Quantitative Versus Qualitative Measurements
A variety of formulae can be used to determine productivity as illustrated. These are generally referred to as 'hard' or quantifiable measures. Another measure of productivity gaining importance are qualitative measures which highlight the increased importance placed on quality within the system. Quality in this case relates not only to final product quality, but also to the quality of workforce, raw materials and transformation facility quality, and also the perceived standard of the job which the worker carries out. The concept of productivity, especially as an American definition, has expanded to try to take into account of the impact that the workplace and the working environment (measured through such features as number of years service, staff turnover, days absence and number of days lost through disputes) have on productivity. Joseph Prokopenko - a senior consultant with the International Labour Organisations' management development branch - is the author of Productivity management - A practical handbook (1987), one of the very few texts available dealing with productivity issues in depth. He is one of a number of productivity authorities at pains to indicate that productivity should not be confused with intensity, especially labour intensity, since organisational (and transformation - of input to output) efficiency, rather than working faster or longer is the key to improvement. There are a number of other misconceptions of what productivity aims to do, mostly as a result of poor understanding of the systems approach, described in Chapter 1 of this unit, being unable to determine the true input to be measured against output or vice versa, confusion of efficiency (being expressed in terms of a speed of production and not efficiency of input transformation) or
confusion of the definition of profit and productivity.
There are four main classes of input to the system:
- Raw materials

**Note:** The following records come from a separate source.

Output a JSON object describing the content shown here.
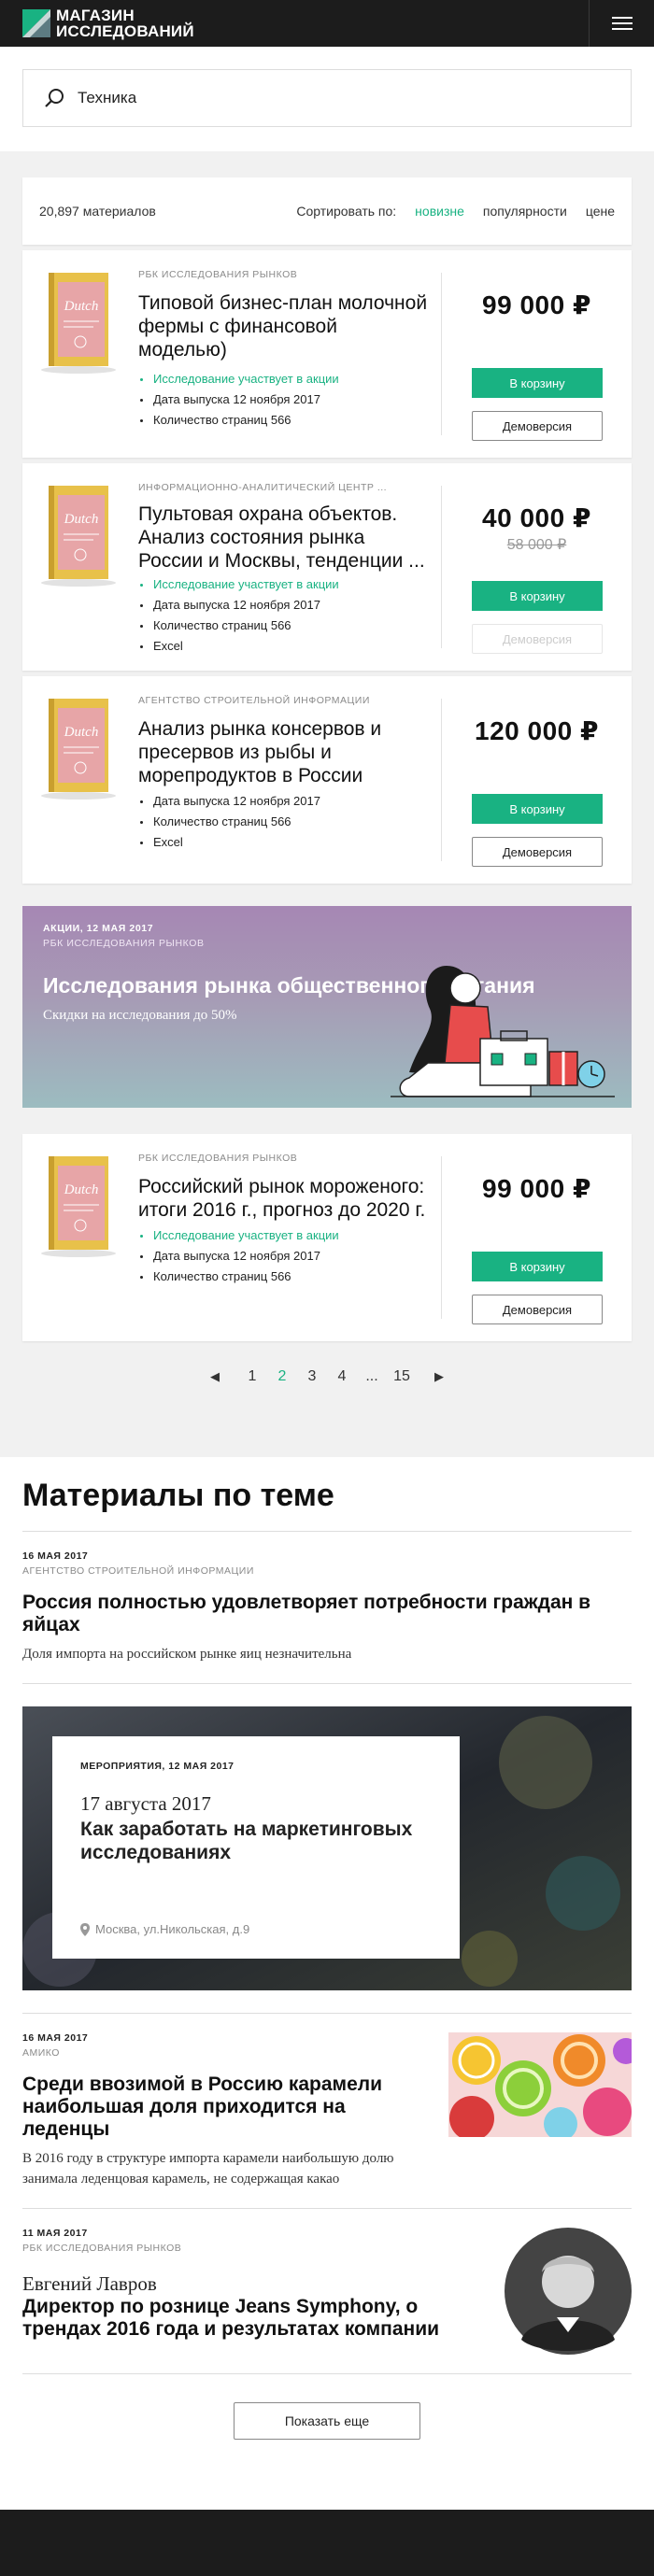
{
  "header": {
    "logo_line1": "МАГАЗИН",
    "logo_line2": "ИССЛЕДОВАНИЙ",
    "menu_icon": "burger-menu-icon"
  },
  "search": {
    "value": "Техника",
    "icon": "search-icon"
  },
  "catalog": {
    "count": "20,897 материалов",
    "sort_label": "Сортировать по:",
    "sort_options": [
      "новизне",
      "популярности",
      "цене"
    ],
    "sort_active": "новизне",
    "items": [
      {
        "source": "РБК ИССЛЕДОВАНИЯ РЫНКОВ",
        "title": "Типовой бизнес-план молочной фермы с финансовой моделью)",
        "features": [
          "Исследование участвует в акции",
          "Дата выпуска 12 ноября 2017",
          "Количество страниц 566"
        ],
        "price": "99 000 ₽",
        "old_price": "",
        "cart": "В корзину",
        "demo": "Демоверсия"
      },
      {
        "source": "ИНФОРМАЦИОННО-АНАЛИТИЧЕСКИЙ ЦЕНТР ...",
        "title": "Пультовая охрана объектов. Анализ состояния рынка России и Москвы, тенденции ...",
        "features": [
          "Исследование участвует в акции",
          "Дата выпуска 12 ноября 2017",
          "Количество страниц 566",
          "Excel"
        ],
        "price": "40 000 ₽",
        "old_price": "58 000 ₽",
        "cart": "В корзину",
        "demo": "Демоверсия"
      },
      {
        "source": "АГЕНТСТВО СТРОИТЕЛЬНОЙ ИНФОРМАЦИИ",
        "title": "Анализ рынка консервов и пресервов из рыбы и морепродуктов в России",
        "features": [
          "Дата выпуска 12 ноября 2017",
          "Количество страниц 566",
          "Excel"
        ],
        "price": "120 000 ₽",
        "old_price": "",
        "cart": "В корзину",
        "demo": "Демоверсия"
      },
      {
        "source": "РБК ИССЛЕДОВАНИЯ РЫНКОВ",
        "title": "Российский рынок мороженого: итоги 2016 г., прогноз до 2020 г.",
        "features": [
          "Исследование участвует в акции",
          "Дата выпуска 12 ноября 2017",
          "Количество страниц 566"
        ],
        "price": "99 000 ₽",
        "old_price": "",
        "cart": "В корзину",
        "demo": "Демоверсия"
      }
    ],
    "book_cover_word": "Dutch",
    "banner": {
      "date": "АКЦИИ, 12 МАЯ 2017",
      "source": "РБК ИССЛЕДОВАНИЯ РЫНКОВ",
      "title": "Исследования рынка общественного питания",
      "subtitle": "Скидки на исследования до 50%"
    },
    "pager": {
      "prev": "◀",
      "pages": [
        "1",
        "2",
        "3",
        "4",
        "...",
        "15"
      ],
      "active": "2",
      "next": "▶"
    }
  },
  "related": {
    "heading": "Материалы по теме",
    "a1": {
      "date": "16 МАЯ 2017",
      "source": "АГЕНТСТВО СТРОИТЕЛЬНОЙ ИНФОРМАЦИИ",
      "title": "Россия полностью удовлетворяет потребности граждан в яйцах",
      "lead": "Доля импорта на российском рынке яиц незначительна"
    },
    "event": {
      "label": "МЕРОПРИЯТИЯ, 12 МАЯ 2017",
      "date": "17 августа 2017",
      "title": "Как заработать на маркетинговых исследованиях",
      "location": "Москва, ул.Никольская, д.9"
    },
    "a2": {
      "date": "16 МАЯ 2017",
      "source": "АМИКО",
      "title": "Среди ввозимой в Россию карамели наибольшая доля приходится на леденцы",
      "lead": "В 2016 году в структуре импорта карамели наибольшую долю занимала леденцовая карамель, не содержащая какао"
    },
    "a3": {
      "date": "11 МАЯ 2017",
      "source": "РБК ИССЛЕДОВАНИЯ РЫНКОВ",
      "person": "Евгений Лавров",
      "title": "Директор по рознице Jeans Symphony, о трендах 2016 года и результатах компании"
    },
    "show_more": "Показать еще"
  },
  "colors": {
    "accent": "#19b282",
    "dark": "#1c1c1c",
    "bg": "#f1f1f1"
  }
}
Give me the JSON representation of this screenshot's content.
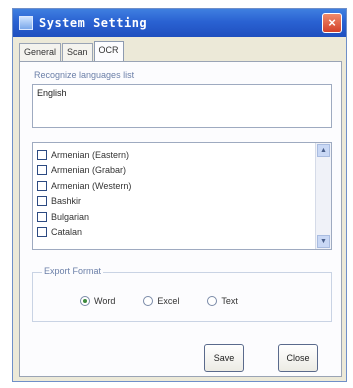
{
  "window": {
    "title": "System Setting",
    "close_glyph": "×"
  },
  "tabs": [
    {
      "label": "General"
    },
    {
      "label": "Scan"
    },
    {
      "label": "OCR",
      "active": true
    }
  ],
  "recognize": {
    "legend": "Recognize languages list",
    "value": "English"
  },
  "languages": [
    {
      "label": "Armenian (Eastern)",
      "checked": false
    },
    {
      "label": "Armenian (Grabar)",
      "checked": false
    },
    {
      "label": "Armenian (Western)",
      "checked": false
    },
    {
      "label": "Bashkir",
      "checked": false
    },
    {
      "label": "Bulgarian",
      "checked": false
    },
    {
      "label": "Catalan",
      "checked": false
    }
  ],
  "export": {
    "legend": "Export Format",
    "options": [
      {
        "label": "Word",
        "selected": true
      },
      {
        "label": "Excel",
        "selected": false
      },
      {
        "label": "Text",
        "selected": false
      }
    ]
  },
  "buttons": {
    "save": "Save",
    "close": "Close"
  },
  "colors": {
    "titlebar": "#2a62d2",
    "dialog": "#ece9d8",
    "panel": "#fcfcfe"
  }
}
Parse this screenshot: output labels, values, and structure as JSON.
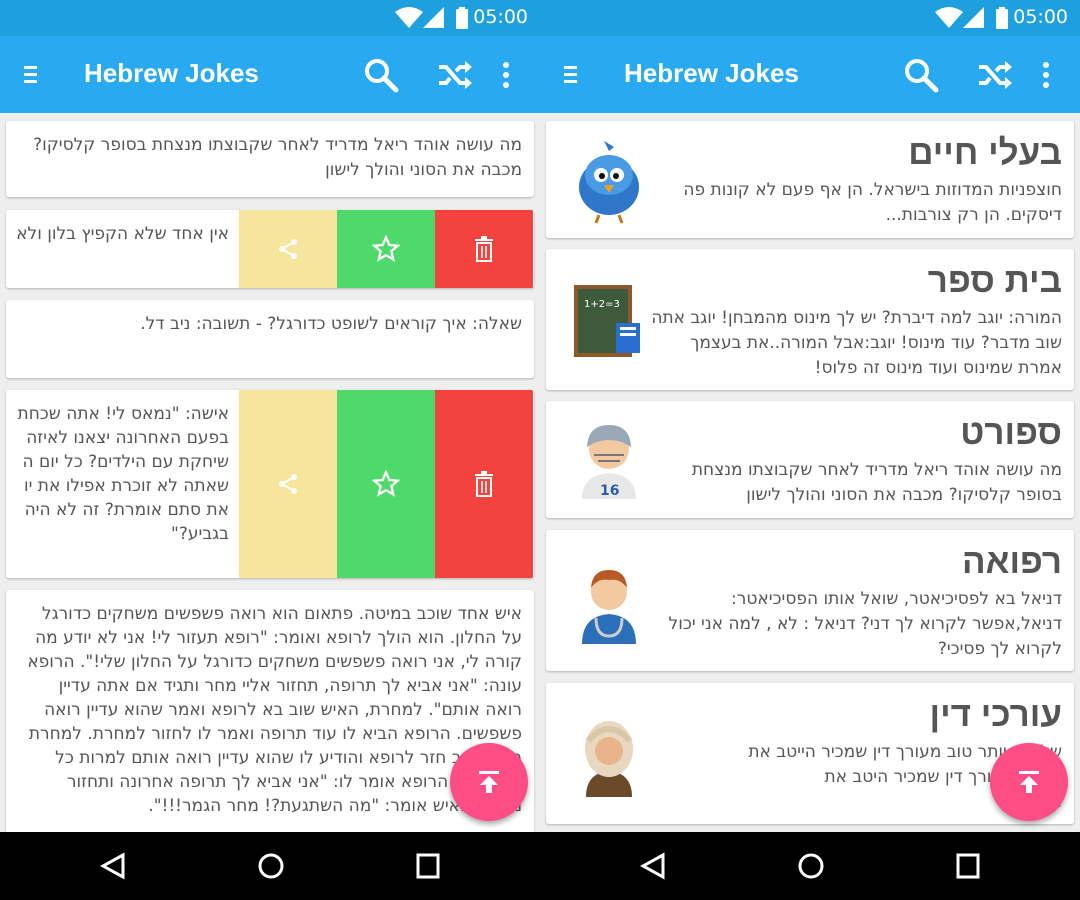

For measurement purposes, it is normal for these parameters to be expressed in terms of either market value or cash related to a base year (ie related by a discounting factor to a 'year zero' value). This can, however cause some difficulties: for example, whilst labour hours may be measured in terms of the total salary paid to production workers (one of the easier parameters to be measured) particular difficulty can be encountered in the separation and calculation of capital inputs. Outputs can usually be determined on the basis of the value of the goods and services that the organisation supplies to its customers.